We address challenges that sensitivity analysis and uncertainty

quantification methods face when dealing with complex computational

models. In particular, climate models are computationally expensive and

typically depend on a large number of input parameters. We

consider the Community Land Model (CLM), which consists of a nested

computational grid hierarchy designed to represent the spatial

heterogeneity of the land surface. Each computational cell can be

composed of multiple land types, and each land type can incorporate

one or more sub-models describing the spatial and depth

variability. Even for simulations at a regional scale, the

computational cost of a single run is quite high and the

number of parameters that control the model behavior is very

large. Therefore, the parameter sensitivity analysis and uncertainty

propagation face significant difficulties for climate models. This

work employs several algorithmic avenues to address

some of the challenges encountered by classical uncertainty

quantification methodologies when dealing with expensive computational

models, specifically focusing on the CLM as a primary application.

First of all, since the available climate model predictions

are extremely sparse due to the high computational cost of model runs,

we adopt a Bayesian framework that effectively incorporates

this lack-of-knowledge as a source of uncertainty, and

produces robust predictions with quantified uncertainty

even if the model runs are extremely sparse. In

particular, we infer Polynomial Chaos spectral expansions that

effectively encode the uncertain input-output relationship and allow efficient

propagation of all sources of input uncertainties to outputs of

interest.

Secondly, the predictability analysis of climate models strongly suffers

from the curse of dimensionality, i.e. the large number of

input parameters. While single-parameter perturbation studies can

be efficiently performed in a parallel fashion, the multivariate

uncertainty analysis requires a large number of training runs, as well as

an output parameterization with respect to a fast-growing spectral basis set.

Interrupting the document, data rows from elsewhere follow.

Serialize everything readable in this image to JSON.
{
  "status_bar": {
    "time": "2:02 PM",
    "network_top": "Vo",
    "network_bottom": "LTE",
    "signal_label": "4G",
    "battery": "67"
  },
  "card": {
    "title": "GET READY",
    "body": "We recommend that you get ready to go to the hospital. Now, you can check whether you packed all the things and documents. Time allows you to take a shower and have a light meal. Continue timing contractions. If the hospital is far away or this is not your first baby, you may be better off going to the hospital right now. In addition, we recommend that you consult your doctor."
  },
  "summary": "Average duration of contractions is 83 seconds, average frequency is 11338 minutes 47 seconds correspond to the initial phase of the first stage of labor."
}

To alleviate this issue, we adopt the Bayesian view of compressive

sensing, well-known in the image recognition community. The

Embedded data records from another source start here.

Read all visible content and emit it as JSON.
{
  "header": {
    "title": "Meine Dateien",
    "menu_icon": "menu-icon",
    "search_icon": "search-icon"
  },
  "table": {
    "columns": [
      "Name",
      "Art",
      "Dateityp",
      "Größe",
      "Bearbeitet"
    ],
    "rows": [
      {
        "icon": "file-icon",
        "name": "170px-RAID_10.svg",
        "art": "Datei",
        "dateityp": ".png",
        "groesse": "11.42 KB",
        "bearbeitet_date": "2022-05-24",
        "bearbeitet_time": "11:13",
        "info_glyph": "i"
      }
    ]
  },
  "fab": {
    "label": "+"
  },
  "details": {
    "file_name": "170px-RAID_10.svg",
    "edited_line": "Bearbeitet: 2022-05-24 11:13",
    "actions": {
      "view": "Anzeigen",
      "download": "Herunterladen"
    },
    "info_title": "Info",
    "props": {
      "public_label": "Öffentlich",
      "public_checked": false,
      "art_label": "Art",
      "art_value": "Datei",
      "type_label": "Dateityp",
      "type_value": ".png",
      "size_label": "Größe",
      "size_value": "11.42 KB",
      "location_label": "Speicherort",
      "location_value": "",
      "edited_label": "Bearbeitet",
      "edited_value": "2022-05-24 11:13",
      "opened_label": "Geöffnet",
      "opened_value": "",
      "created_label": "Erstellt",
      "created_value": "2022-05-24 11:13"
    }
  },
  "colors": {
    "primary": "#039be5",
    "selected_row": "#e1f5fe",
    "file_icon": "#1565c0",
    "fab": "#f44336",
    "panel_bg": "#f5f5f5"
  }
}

technique efficiently finds a sparse representation of the model

output with respect to a large number of input variables, effectively

obtaining a reduced order surrogate model for the input-output

relationship. The methodology is preceded by a sampling strategy that takes into account input parameter constraints by an initial mapping of the

constrained domain to a hypercube via the Rosenblatt transformation,

which preserves probabilities. Furthermore, a sparse quadrature sampling,

specifically tailored for the reduced basis, is employed in

the unconstrained domain to obtain accurate representations.

Date

Dec 2, 2011

Event

AGU Fall Meeting 2011

Location

San Francisco, CA